  • Thirdly, in Matthew and Luke, Jesus became Son of God at conception by the Holy Spirit. 
  • And finally, in John's Prologue, Jesus was the Son of God as Logos before the creation
(Many scholars have discussed this, but see especially Raymond Brown, An Introduction to New Testament Christology, Paulist Press, 1994, Part III, pp. 103-152.) 

Thus, a story of a virgin conception is one way to affirm that Jesus was the Son of God.  The idea of a virgin conception is relatively late in the tradition.  The letters of Paul know nothing of it; the Gospels of Mark and John know nothing of it; it is not mentioned in the later general epistles or the book of Revelation.   While Matthew and Luke both have cycles of birth stories that include the virgin conception, their presentations are completely different, showing there was little common tradition about the matter.  

By the time these two Gospels were written (around 80 to 90 CE), the following points were fixed in pre-Gospel tradition, since both Gospels, in spite of their differences, assume them:  

(1)  the Holy Spirit caused the conception, 
(2)  Mary was a virgin betrothed to Joseph before the conception; 
(3)  Joseph was a descendant of David; 
(4)  the birth took place in Bethlehem, 
(5)  in the days of Herod the Great.  

For the rest, Matthew and Luke reflect entirely different settings with entirely different people involved.  Local story-telling skills had been inspired to fill in the details according to different settings! 

As to the implications of the virgin conception for Christian attitudes, it is clear that the original Isaiah prophecy, quoted by Matthew, did not refer to a “virgin” at all (see on the first reading above).  It referred to a “young woman” ready for motherhood in the standard manner.  The “miracle” there had to do with the political arena of Jerusalem and Judah, not with the birth as such. 

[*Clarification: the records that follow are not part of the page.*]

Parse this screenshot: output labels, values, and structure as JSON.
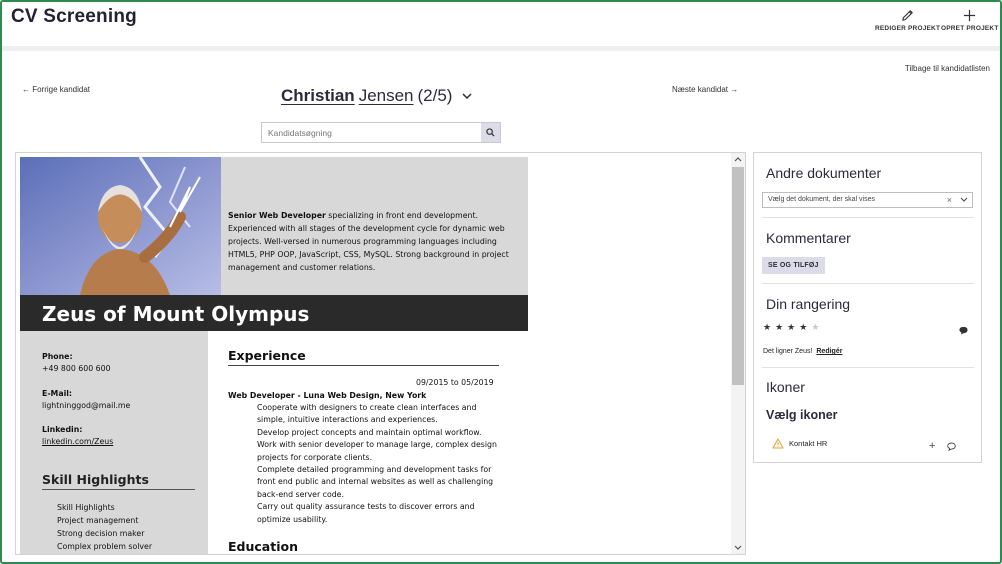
{
  "app": {
    "title": "CV Screening"
  },
  "toolbar": {
    "edit_label": "REDIGER PROJEKT",
    "create_label": "OPRET PROJEKT"
  },
  "nav": {
    "back_to_list": "Tilbage til kandidatlisten",
    "prev": "← Forrige kandidat",
    "next": "Næste kandidat →"
  },
  "candidate": {
    "first_name": "Christian",
    "last_name": "Jensen",
    "position": "(2/5)"
  },
  "search": {
    "placeholder": "Kandidatsøgning"
  },
  "cv": {
    "summary_bold": "Senior Web Developer",
    "summary_text": " specializing in front end development. Experienced with all stages of the development cycle for dynamic web projects. Well-versed in numerous programming languages including HTML5, PHP OOP, JavaScript, CSS, MySQL. Strong background in project management and customer relations.",
    "name": "Zeus of Mount Olympus",
    "phone_label": "Phone:",
    "phone": "+49 800 600 600",
    "email_label": "E-Mail:",
    "email": "lightninggod@mail.me",
    "linkedin_label": "Linkedin:",
    "linkedin": "linkedin.com/Zeus",
    "skills_heading": "Skill Highlights",
    "skills": [
      "Skill Highlights",
      "Project management",
      "Strong decision maker",
      "Complex problem solver"
    ],
    "experience_heading": "Experience",
    "job_dates": "09/2015 to 05/2019",
    "job_title": "Web Developer -  Luna Web Design, New York",
    "duties": [
      "Cooperate with designers to create clean interfaces and simple, intuitive interactions and experiences.",
      "Develop project concepts and maintain optimal workflow.",
      "Work with senior developer to manage large, complex design projects for corporate clients.",
      "Complete detailed programming and development tasks for front end public and internal websites as well as challenging back-end server code.",
      "Carry out quality assurance tests to discover errors and optimize usability."
    ],
    "education_heading": "Education"
  },
  "panel": {
    "documents_heading": "Andre dokumenter",
    "documents_select": "Vælg det dokument, der skal vises",
    "comments_heading": "Kommentarer",
    "comments_button": "SE OG TILFØJ",
    "rating_heading": "Din rangering",
    "rating": 4,
    "rating_max": 5,
    "rating_note": "Det ligner Zeus!",
    "rating_edit": "Redigér",
    "icons_heading": "Ikoner",
    "icons_sub": "Vælg ikoner",
    "icon_item": "Kontakt HR"
  },
  "colors": {
    "frame": "#2f8a4e",
    "accent_button": "#dcdce8",
    "warning": "#e8a33a"
  }
}
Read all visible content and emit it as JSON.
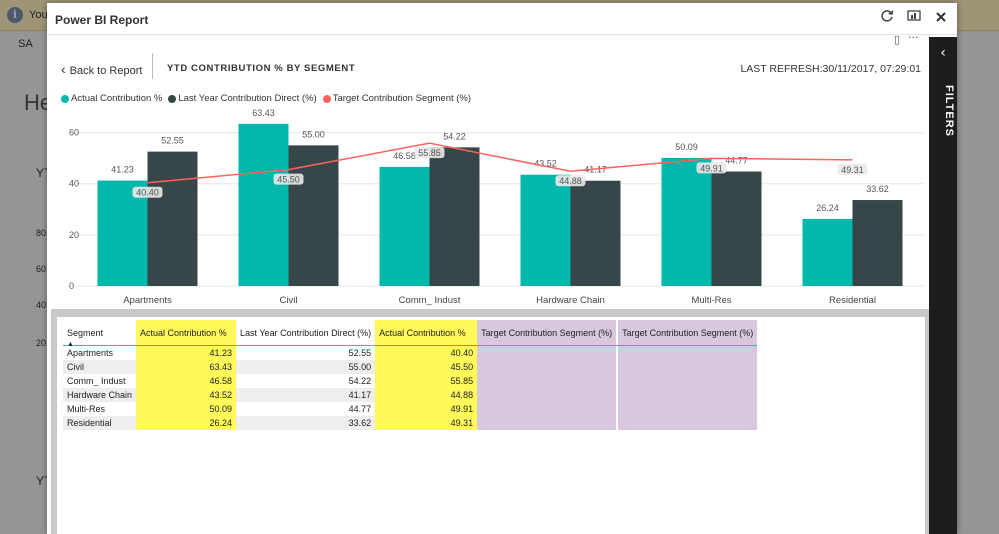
{
  "background": {
    "banner_text": "You",
    "save_text": "SA",
    "heading_text": "He",
    "yt1": "YT",
    "yt2": "YT",
    "axis": [
      "80",
      "60",
      "40",
      "20"
    ]
  },
  "modal": {
    "title": "Power BI Report",
    "icons": [
      "refresh-icon",
      "window-icon",
      "close-icon"
    ],
    "mic_icon": "mic-icon",
    "more_icon": "···"
  },
  "report": {
    "back_label": "Back to Report",
    "page_title": "YTD CONTRIBUTION % BY SEGMENT",
    "last_refresh": "LAST REFRESH:30/11/2017, 07:29:01",
    "filters_label": "FILTERS"
  },
  "colors": {
    "actual": "#01b8aa",
    "last_year": "#374649",
    "target": "#fd625e",
    "highlight_yellow": "#fff95a",
    "highlight_purple": "#d7c8dd"
  },
  "chart_data": {
    "type": "bar",
    "categories": [
      "Apartments",
      "Civil",
      "Comm_ Indust",
      "Hardware Chain",
      "Multi-Res",
      "Residential"
    ],
    "series": [
      {
        "name": "Actual Contribution %",
        "kind": "bar",
        "values": [
          41.23,
          63.43,
          46.58,
          43.52,
          50.09,
          26.24
        ]
      },
      {
        "name": "Last Year Contribution Direct (%)",
        "kind": "bar",
        "values": [
          52.55,
          55.0,
          54.22,
          41.17,
          44.77,
          33.62
        ]
      },
      {
        "name": "Target Contribution Segment (%)",
        "kind": "line",
        "values": [
          40.4,
          45.5,
          55.85,
          44.88,
          49.91,
          49.31
        ]
      }
    ],
    "yticks": [
      "0",
      "20",
      "40",
      "60"
    ],
    "ylim": [
      0,
      70
    ],
    "grid": true,
    "legend": "top-left"
  },
  "table": {
    "headers": [
      "Segment",
      "Actual Contribution %",
      "Last Year Contribution Direct (%)",
      "Actual Contribution %",
      "Target Contribution Segment (%)",
      "Target Contribution Segment (%)"
    ],
    "rows": [
      [
        "Apartments",
        "41.23",
        "52.55",
        "40.40",
        "",
        ""
      ],
      [
        "Civil",
        "63.43",
        "55.00",
        "45.50",
        "",
        ""
      ],
      [
        "Comm_ Indust",
        "46.58",
        "54.22",
        "55.85",
        "",
        ""
      ],
      [
        "Hardware Chain",
        "43.52",
        "41.17",
        "44.88",
        "",
        ""
      ],
      [
        "Multi-Res",
        "50.09",
        "44.77",
        "49.91",
        "",
        ""
      ],
      [
        "Residential",
        "26.24",
        "33.62",
        "49.31",
        "",
        ""
      ]
    ]
  }
}
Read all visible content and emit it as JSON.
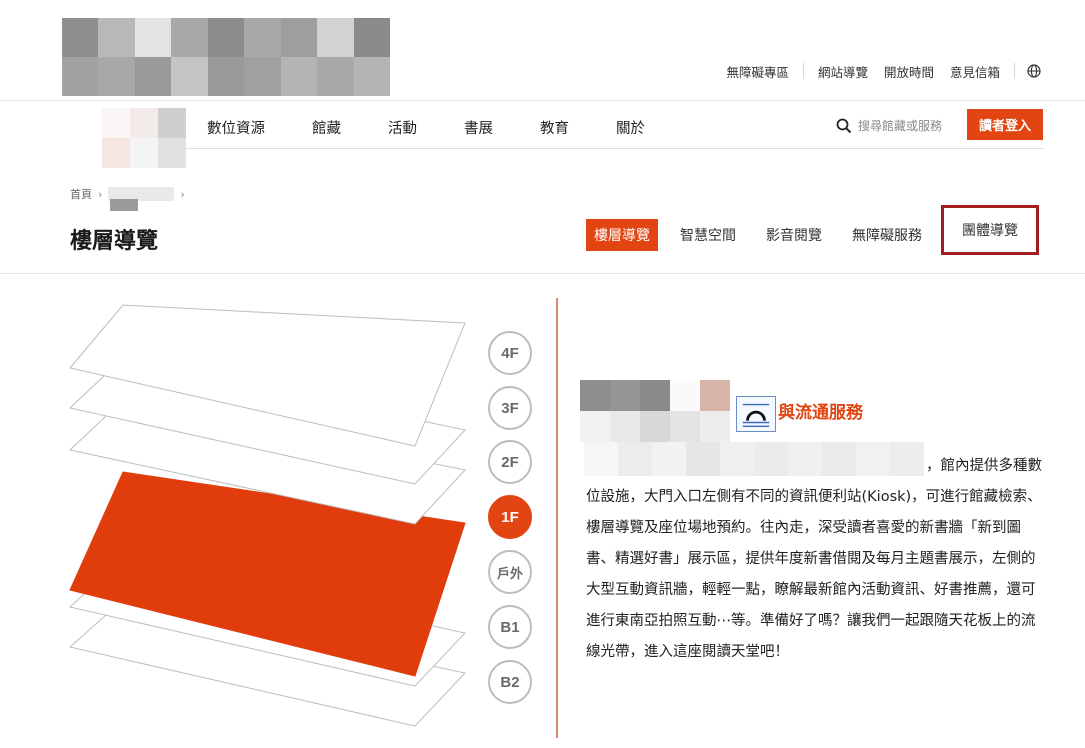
{
  "top_links": [
    "無障礙專區",
    "網站導覽",
    "開放時間",
    "意見信箱"
  ],
  "nav": {
    "items": [
      "數位資源",
      "館藏",
      "活動",
      "書展",
      "教育",
      "關於"
    ],
    "search_placeholder": "搜尋館藏或服務",
    "login_label": "讀者登入"
  },
  "breadcrumb": {
    "home": "首頁"
  },
  "page_title": "樓層導覽",
  "tabs": [
    {
      "label": "樓層導覽",
      "state": "active"
    },
    {
      "label": "智慧空間",
      "state": "normal"
    },
    {
      "label": "影音閱覽",
      "state": "normal"
    },
    {
      "label": "無障礙服務",
      "state": "normal"
    },
    {
      "label": "團體導覽",
      "state": "outlined"
    }
  ],
  "floors": [
    "4F",
    "3F",
    "2F",
    "1F",
    "戶外",
    "B1",
    "B2"
  ],
  "selected_floor": "1F",
  "section": {
    "title_visible": "與流通服務",
    "paragraph_tail_first_line": "，館內提供多種數",
    "paragraph": "位設施，大門入口左側有不同的資訊便利站(Kiosk)，可進行館藏檢索、樓層導覽及座位場地預約。往內走，深受讀者喜愛的新書牆「新到圖書、精選好書」展示區，提供年度新書借閱及每月主題書展示，左側的大型互動資訊牆，輕輕一點，瞭解最新館內活動資訊、好書推薦，還可進行東南亞拍照互動⋯等。準備好了嗎？讓我們一起跟隨天花板上的流線光帶，進入這座閱讀天堂吧！"
  },
  "colors": {
    "accent": "#e24512",
    "outline": "#a31f1f"
  }
}
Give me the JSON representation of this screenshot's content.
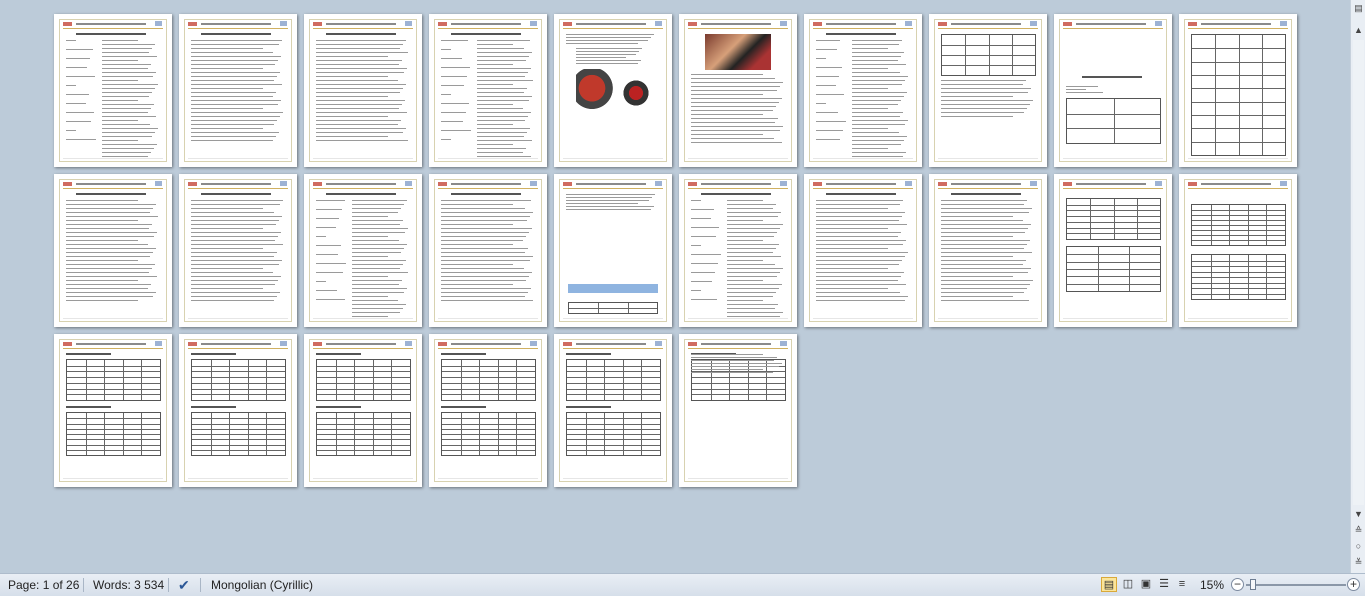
{
  "statusbar": {
    "page_label": "Page: 1 of 26",
    "words_label": "Words: 3 534",
    "language": "Mongolian (Cyrillic)",
    "zoom_label": "15%",
    "proofing_icon": "proofing-check-icon",
    "view_buttons": [
      "print-layout-icon",
      "full-screen-reading-icon",
      "web-layout-icon",
      "outline-icon",
      "draft-icon"
    ],
    "zoom_out_icon": "minus-icon",
    "zoom_in_icon": "plus-icon"
  },
  "scrollbar": {
    "up_icon": "arrow-up-icon",
    "down_icon": "arrow-down-icon",
    "prev_page_icon": "double-up-icon",
    "browse_object_icon": "circle-icon",
    "next_page_icon": "double-down-icon",
    "ruler_toggle_icon": "ruler-icon"
  },
  "document": {
    "page_count": 26,
    "rows": [
      10,
      10,
      6
    ]
  },
  "colors": {
    "workspace": "#bccbd9",
    "statusbar": "#dfe6ef",
    "active_view": "#fbe59a"
  }
}
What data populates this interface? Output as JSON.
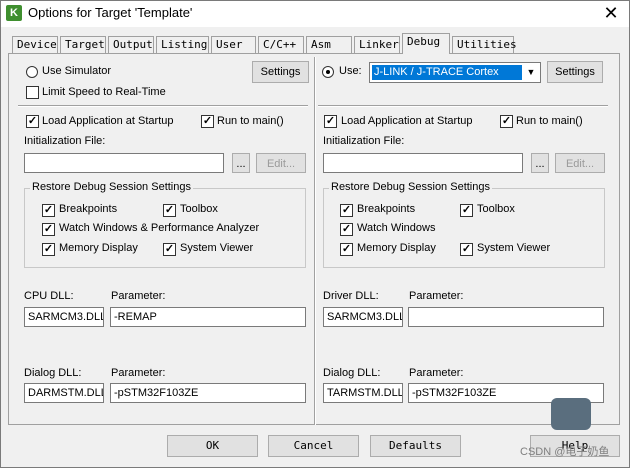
{
  "window": {
    "title": "Options for Target 'Template'"
  },
  "tabs": [
    {
      "label": "Device"
    },
    {
      "label": "Target"
    },
    {
      "label": "Output"
    },
    {
      "label": "Listing"
    },
    {
      "label": "User"
    },
    {
      "label": "C/C++"
    },
    {
      "label": "Asm"
    },
    {
      "label": "Linker"
    },
    {
      "label": "Debug"
    },
    {
      "label": "Utilities"
    }
  ],
  "left": {
    "use_simulator": "Use Simulator",
    "limit_speed": "Limit Speed to Real-Time",
    "settings": "Settings",
    "load_app": "Load Application at Startup",
    "run_to_main": "Run to main()",
    "init_file": "Initialization File:",
    "browse": "...",
    "edit": "Edit...",
    "restore_group": "Restore Debug Session Settings",
    "breakpoints": "Breakpoints",
    "toolbox": "Toolbox",
    "watch": "Watch Windows & Performance Analyzer",
    "memory": "Memory Display",
    "sysviewer": "System Viewer",
    "dll_label": "CPU DLL:",
    "param_label": "Parameter:",
    "dll_value": "SARMCM3.DLL",
    "param_value": "-REMAP",
    "dialog_dll_label": "Dialog DLL:",
    "dialog_param_label": "Parameter:",
    "dialog_dll_value": "DARMSTM.DLL",
    "dialog_param_value": "-pSTM32F103ZE"
  },
  "right": {
    "use": "Use:",
    "debugger": "J-LINK / J-TRACE Cortex",
    "settings": "Settings",
    "load_app": "Load Application at Startup",
    "run_to_main": "Run to main()",
    "init_file": "Initialization File:",
    "browse": "...",
    "edit": "Edit...",
    "restore_group": "Restore Debug Session Settings",
    "breakpoints": "Breakpoints",
    "toolbox": "Toolbox",
    "watch": "Watch Windows",
    "memory": "Memory Display",
    "sysviewer": "System Viewer",
    "dll_label": "Driver DLL:",
    "param_label": "Parameter:",
    "dll_value": "SARMCM3.DLL",
    "param_value": "",
    "dialog_dll_label": "Dialog DLL:",
    "dialog_param_label": "Parameter:",
    "dialog_dll_value": "TARMSTM.DLL",
    "dialog_param_value": "-pSTM32F103ZE"
  },
  "buttons": {
    "ok": "OK",
    "cancel": "Cancel",
    "defaults": "Defaults",
    "help": "Help"
  },
  "watermark": "CSDN @电子奶鱼",
  "checked_mark": "✓",
  "icons": {
    "title": "keil-logo-icon",
    "close": "close-icon"
  }
}
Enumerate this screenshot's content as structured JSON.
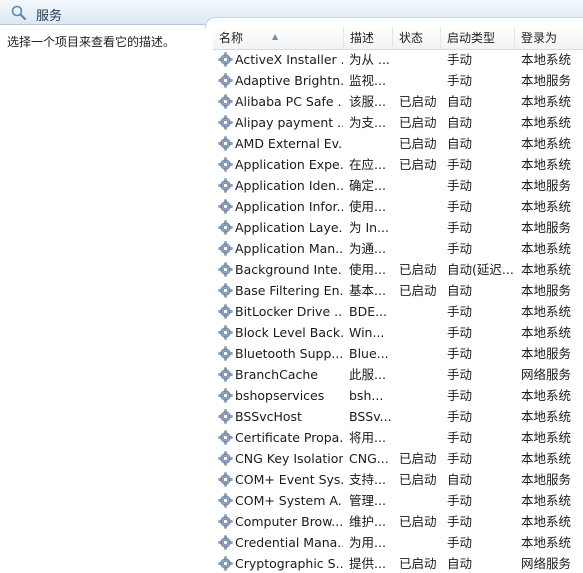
{
  "window": {
    "title": "服务",
    "icon": "services-magnifier-icon"
  },
  "left_pane": {
    "description": "选择一个项目来查看它的描述。"
  },
  "columns": [
    "名称",
    "描述",
    "状态",
    "启动类型",
    "登录为"
  ],
  "services": [
    {
      "name": "ActiveX Installer ...",
      "desc": "为从 ...",
      "status": "",
      "startup": "手动",
      "logon": "本地系统"
    },
    {
      "name": "Adaptive Brightn...",
      "desc": "监视...",
      "status": "",
      "startup": "手动",
      "logon": "本地服务"
    },
    {
      "name": "Alibaba PC Safe ...",
      "desc": "该服...",
      "status": "已启动",
      "startup": "自动",
      "logon": "本地系统"
    },
    {
      "name": "Alipay payment ...",
      "desc": "为支...",
      "status": "已启动",
      "startup": "自动",
      "logon": "本地系统"
    },
    {
      "name": "AMD External Ev...",
      "desc": "",
      "status": "已启动",
      "startup": "自动",
      "logon": "本地系统"
    },
    {
      "name": "Application Expe...",
      "desc": "在应...",
      "status": "已启动",
      "startup": "手动",
      "logon": "本地系统"
    },
    {
      "name": "Application Iden...",
      "desc": "确定...",
      "status": "",
      "startup": "手动",
      "logon": "本地服务"
    },
    {
      "name": "Application Infor...",
      "desc": "使用...",
      "status": "",
      "startup": "手动",
      "logon": "本地系统"
    },
    {
      "name": "Application Laye...",
      "desc": "为 In...",
      "status": "",
      "startup": "手动",
      "logon": "本地服务"
    },
    {
      "name": "Application Man...",
      "desc": "为通...",
      "status": "",
      "startup": "手动",
      "logon": "本地系统"
    },
    {
      "name": "Background Inte...",
      "desc": "使用...",
      "status": "已启动",
      "startup": "自动(延迟...",
      "logon": "本地系统"
    },
    {
      "name": "Base Filtering En...",
      "desc": "基本...",
      "status": "已启动",
      "startup": "自动",
      "logon": "本地服务"
    },
    {
      "name": "BitLocker Drive ...",
      "desc": "BDE...",
      "status": "",
      "startup": "手动",
      "logon": "本地系统"
    },
    {
      "name": "Block Level Back...",
      "desc": "Win...",
      "status": "",
      "startup": "手动",
      "logon": "本地系统"
    },
    {
      "name": "Bluetooth Supp...",
      "desc": "Blue...",
      "status": "",
      "startup": "手动",
      "logon": "本地服务"
    },
    {
      "name": "BranchCache",
      "desc": "此服...",
      "status": "",
      "startup": "手动",
      "logon": "网络服务"
    },
    {
      "name": "bshopservices",
      "desc": "bsh...",
      "status": "",
      "startup": "手动",
      "logon": "本地系统"
    },
    {
      "name": "BSSvcHost",
      "desc": "BSSv...",
      "status": "",
      "startup": "手动",
      "logon": "本地系统"
    },
    {
      "name": "Certificate Propa...",
      "desc": "将用...",
      "status": "",
      "startup": "手动",
      "logon": "本地系统"
    },
    {
      "name": "CNG Key Isolation",
      "desc": "CNG...",
      "status": "已启动",
      "startup": "手动",
      "logon": "本地系统"
    },
    {
      "name": "COM+ Event Sys...",
      "desc": "支持...",
      "status": "已启动",
      "startup": "自动",
      "logon": "本地服务"
    },
    {
      "name": "COM+ System A...",
      "desc": "管理...",
      "status": "",
      "startup": "手动",
      "logon": "本地系统"
    },
    {
      "name": "Computer Brow...",
      "desc": "维护...",
      "status": "已启动",
      "startup": "手动",
      "logon": "本地系统"
    },
    {
      "name": "Credential Mana...",
      "desc": "为用...",
      "status": "",
      "startup": "手动",
      "logon": "本地系统"
    },
    {
      "name": "Cryptographic S...",
      "desc": "提供...",
      "status": "已启动",
      "startup": "自动",
      "logon": "网络服务"
    }
  ]
}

Somewhere between the eighth century and the second century BCE, the young woman became a “virgin.” We don't know how, but it apparently happened in the Greek-speaking circles of Judean scribes, and got recorded in the Greek translation of the Isaiah passage.  Early Jesus followers in Greek-speaking circles seized on the now virgin-conception as a “sign” and became convinced that it referred to the Messiah, Jesus of Nazareth.  Their delight at discovering this hidden sign in the scriptures was expressed in the Matthew story of Joseph's dilemma, and, among different poetic believers, in Luke's richly detailed annunciation by Gabriel to the virgin girl of Nazareth.  

As the second century of Christianity developed, believers increasingly came to prize sexual innocence as a sign of purity of faith — whether among women or men.  From that time on a very different attitude toward the virginity of Mary grew, which ultimately became expressed in the idea of her perpetual virginity — right on to her death.  

Human sexuality had never stained her special holiness.  She had to remain utterly pure because the Lord had passed through her body — without breaking a hymen at any stage of the process.  Mary’s future after that is the story of all the Madonnas of Christendom. 

Since the Reformation, Protestants have de-divinized Mary and in many cases have accepted at face-value the Gospel narratives about Jesus’ (younger) brothers and sisters, with no mention of step mothers, cousins, or the like (which were supplied as Jesus’ “brothers” and “sisters” in Catholic tradition from at least the time of Jerome, around 400 CE). In this Protestant perspective, Jesus’ family life would have been standard issue.  Only his status as (unrecognized) Messiah was produced by the virgin conception.

For the rest we may imagine him a regular son of Nazareth — until a wild-man named John roused him to a different phase of his human life.